- TASK DETAILS: Take each line of the records below that contains the string "上老王论坛当老王" and copy it.

- INPUT:

________________________

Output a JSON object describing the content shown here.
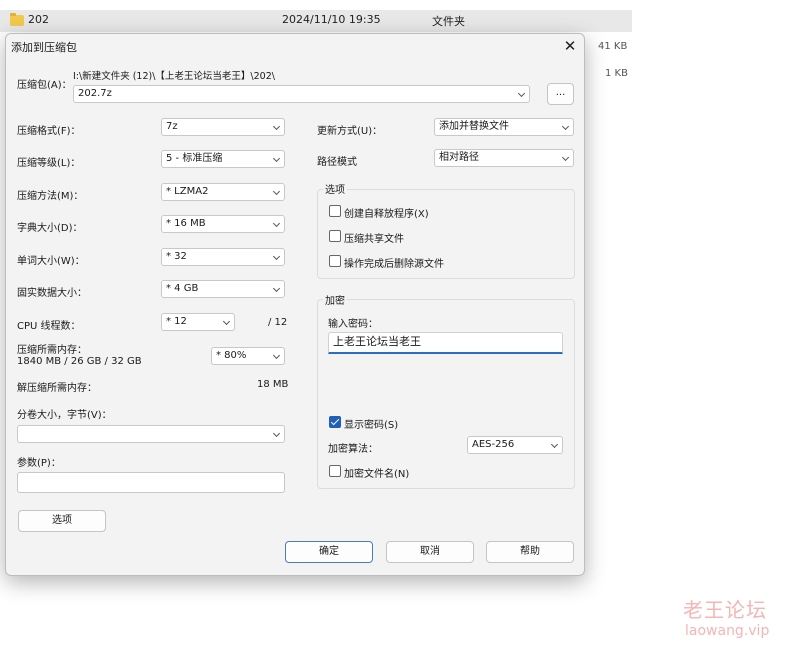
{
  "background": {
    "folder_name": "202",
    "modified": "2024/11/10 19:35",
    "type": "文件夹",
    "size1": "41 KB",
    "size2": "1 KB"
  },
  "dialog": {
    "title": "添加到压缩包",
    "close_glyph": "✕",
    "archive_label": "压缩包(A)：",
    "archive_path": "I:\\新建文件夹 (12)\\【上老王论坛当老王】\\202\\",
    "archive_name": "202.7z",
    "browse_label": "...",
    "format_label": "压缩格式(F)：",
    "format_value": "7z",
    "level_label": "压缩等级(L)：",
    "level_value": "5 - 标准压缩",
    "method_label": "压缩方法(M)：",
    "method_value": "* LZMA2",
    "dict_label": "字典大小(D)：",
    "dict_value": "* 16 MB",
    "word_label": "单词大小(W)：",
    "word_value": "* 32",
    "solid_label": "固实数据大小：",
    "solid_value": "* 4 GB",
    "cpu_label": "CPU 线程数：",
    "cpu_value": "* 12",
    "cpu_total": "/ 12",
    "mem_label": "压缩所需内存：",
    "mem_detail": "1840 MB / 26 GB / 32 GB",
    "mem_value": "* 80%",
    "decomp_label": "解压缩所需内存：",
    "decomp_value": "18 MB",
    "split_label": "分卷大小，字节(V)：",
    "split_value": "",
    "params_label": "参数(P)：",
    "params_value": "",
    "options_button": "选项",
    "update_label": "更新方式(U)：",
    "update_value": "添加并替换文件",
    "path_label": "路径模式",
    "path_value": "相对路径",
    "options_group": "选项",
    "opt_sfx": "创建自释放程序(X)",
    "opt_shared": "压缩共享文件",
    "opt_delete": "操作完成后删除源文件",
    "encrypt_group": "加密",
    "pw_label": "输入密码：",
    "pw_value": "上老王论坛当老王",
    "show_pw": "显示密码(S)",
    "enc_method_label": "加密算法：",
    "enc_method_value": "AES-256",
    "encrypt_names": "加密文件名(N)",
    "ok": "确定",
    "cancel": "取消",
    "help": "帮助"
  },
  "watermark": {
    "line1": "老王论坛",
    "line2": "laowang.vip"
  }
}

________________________

- YOUR SOLUTION:
    "archive_path": "I:\\新建文件夹 (12)\\【上老王论坛当老王】\\202\\",
    "pw_value": "上老王论坛当老王",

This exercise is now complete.